Counseling Guidelines on Domestic Violence (2001) Southern African AIDS Training Programme, Harare, Zimbabwe. This guide, developed by CIDA and the Southern Africa AIDS Training Programme is for professional and volunteer counselors and other service providers with limited counselling experience in the context of HIV. Part of a series of counselling booklets, the guidelines are based on the experience of domestic violence counsellors from Southern Africa. The guidelines cover issues including: an overview of domestic violence, its link with sexually transmitted diseases and HIV, the nature of effective counselling generally, counselling domestic violence survivors, and survivors living with AIDS, as well as a summary of the opportunities and consequences for action against domestic violence. Available in English.

The Power to Change: How to set up and run support groups for victims and survivors of domestic violence (Daphne Project 2008)  (with a Portuguese translation). This manual outlines some of the practical and organisational considerations required to set up support groups for survivors of domestic violence in a way that enhances their safety and self-esteem.  Available in English.

Mental Health and Psychosocial Support Network The MHPSS Network is a growing global platform for connecting people, networks and organizations, for sharing resources and for building knowledge related to mental health and psychosocial support both in emergency settings and in situations of adversity.


Additional Resources

 Mollica, R., Lopes Cardozo, B., Osofsky, H., Raphael, B., Ager, A. & Salama, P. 2004.  Mental health in complex emergencies.
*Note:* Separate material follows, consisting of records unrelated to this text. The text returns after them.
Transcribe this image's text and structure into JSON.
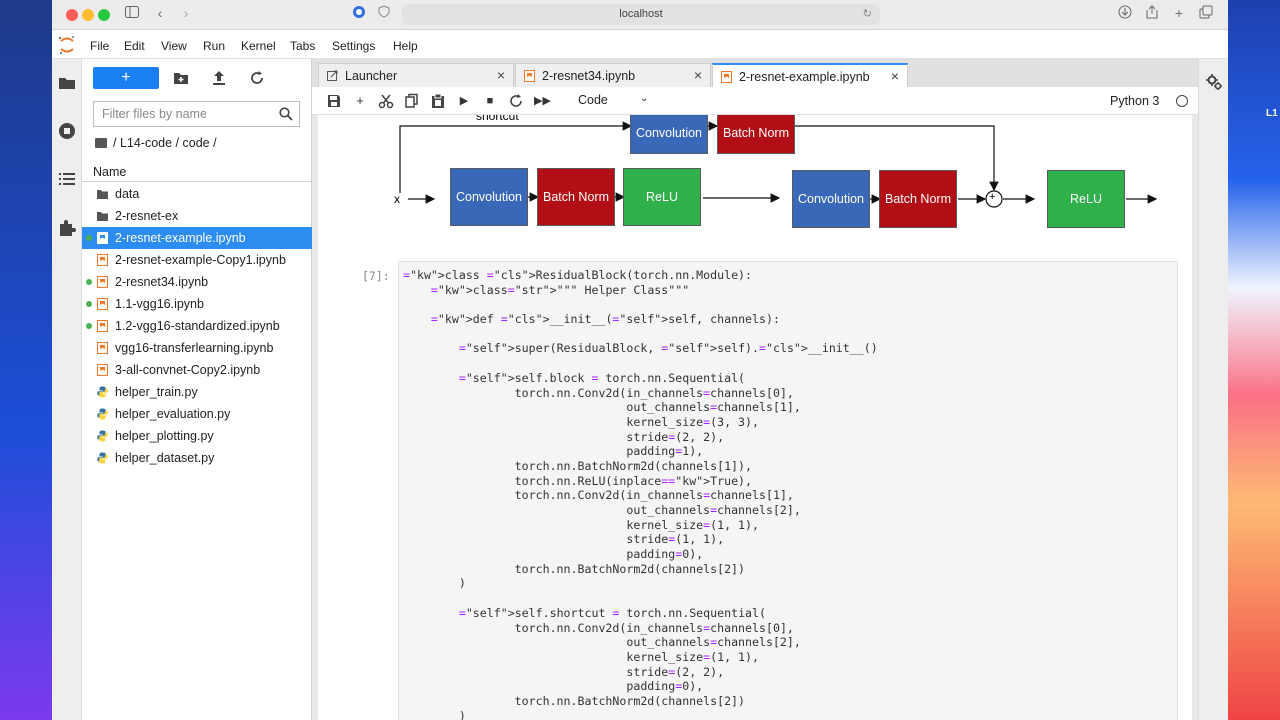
{
  "browser": {
    "url": "localhost"
  },
  "menubar": {
    "items": [
      "File",
      "Edit",
      "View",
      "Run",
      "Kernel",
      "Tabs",
      "Settings",
      "Help"
    ]
  },
  "filebrowser": {
    "new_button_label": "+",
    "filter_placeholder": "Filter files by name",
    "breadcrumb": "/ L14-code / code /",
    "column_header": "Name",
    "files": [
      {
        "name": "data",
        "type": "folder",
        "running": false,
        "selected": false
      },
      {
        "name": "2-resnet-ex",
        "type": "folder",
        "running": false,
        "selected": false
      },
      {
        "name": "2-resnet-example.ipynb",
        "type": "notebook",
        "running": true,
        "selected": true
      },
      {
        "name": "2-resnet-example-Copy1.ipynb",
        "type": "notebook",
        "running": false,
        "selected": false
      },
      {
        "name": "2-resnet34.ipynb",
        "type": "notebook",
        "running": true,
        "selected": false
      },
      {
        "name": "1.1-vgg16.ipynb",
        "type": "notebook",
        "running": true,
        "selected": false
      },
      {
        "name": "1.2-vgg16-standardized.ipynb",
        "type": "notebook",
        "running": true,
        "selected": false
      },
      {
        "name": "vgg16-transferlearning.ipynb",
        "type": "notebook",
        "running": false,
        "selected": false
      },
      {
        "name": "3-all-convnet-Copy2.ipynb",
        "type": "notebook",
        "running": false,
        "selected": false
      },
      {
        "name": "helper_train.py",
        "type": "python",
        "running": false,
        "selected": false
      },
      {
        "name": "helper_evaluation.py",
        "type": "python",
        "running": false,
        "selected": false
      },
      {
        "name": "helper_plotting.py",
        "type": "python",
        "running": false,
        "selected": false
      },
      {
        "name": "helper_dataset.py",
        "type": "python",
        "running": false,
        "selected": false
      }
    ]
  },
  "tabs": [
    {
      "label": "Launcher",
      "active": false
    },
    {
      "label": "2-resnet34.ipynb",
      "active": false
    },
    {
      "label": "2-resnet-example.ipynb",
      "active": true
    }
  ],
  "notebook_toolbar": {
    "cell_type": "Code",
    "kernel": "Python 3"
  },
  "diagram": {
    "shortcut_label": "shortcut",
    "input_label": "x",
    "sum_symbol": "+",
    "blocks": {
      "conv": "Convolution",
      "bn": "Batch Norm",
      "relu": "ReLU"
    }
  },
  "cell": {
    "prompt": "[7]:",
    "code_lines": [
      "class ResidualBlock(torch.nn.Module):",
      "    \"\"\" Helper Class\"\"\"",
      "",
      "    def __init__(self, channels):",
      "",
      "        super(ResidualBlock, self).__init__()",
      "",
      "        self.block = torch.nn.Sequential(",
      "                torch.nn.Conv2d(in_channels=channels[0],",
      "                                out_channels=channels[1],",
      "                                kernel_size=(3, 3),",
      "                                stride=(2, 2),",
      "                                padding=1),",
      "                torch.nn.BatchNorm2d(channels[1]),",
      "                torch.nn.ReLU(inplace=True),",
      "                torch.nn.Conv2d(in_channels=channels[1],",
      "                                out_channels=channels[2],",
      "                                kernel_size=(1, 1),",
      "                                stride=(1, 1),",
      "                                padding=0),",
      "                torch.nn.BatchNorm2d(channels[2])",
      "        )",
      "",
      "        self.shortcut = torch.nn.Sequential(",
      "                torch.nn.Conv2d(in_channels=channels[0],",
      "                                out_channels=channels[2],",
      "                                kernel_size=(1, 1),",
      "                                stride=(2, 2),",
      "                                padding=0),",
      "                torch.nn.BatchNorm2d(channels[2])",
      "        )"
    ]
  },
  "desktop": {
    "corner_label": "L1"
  }
}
Lancet, 364: 2058–67.

The Psychosocial Working Group. 2003. Psychosocial Intervention in Complex Emergencies: A Conceptual Framework. Available in English.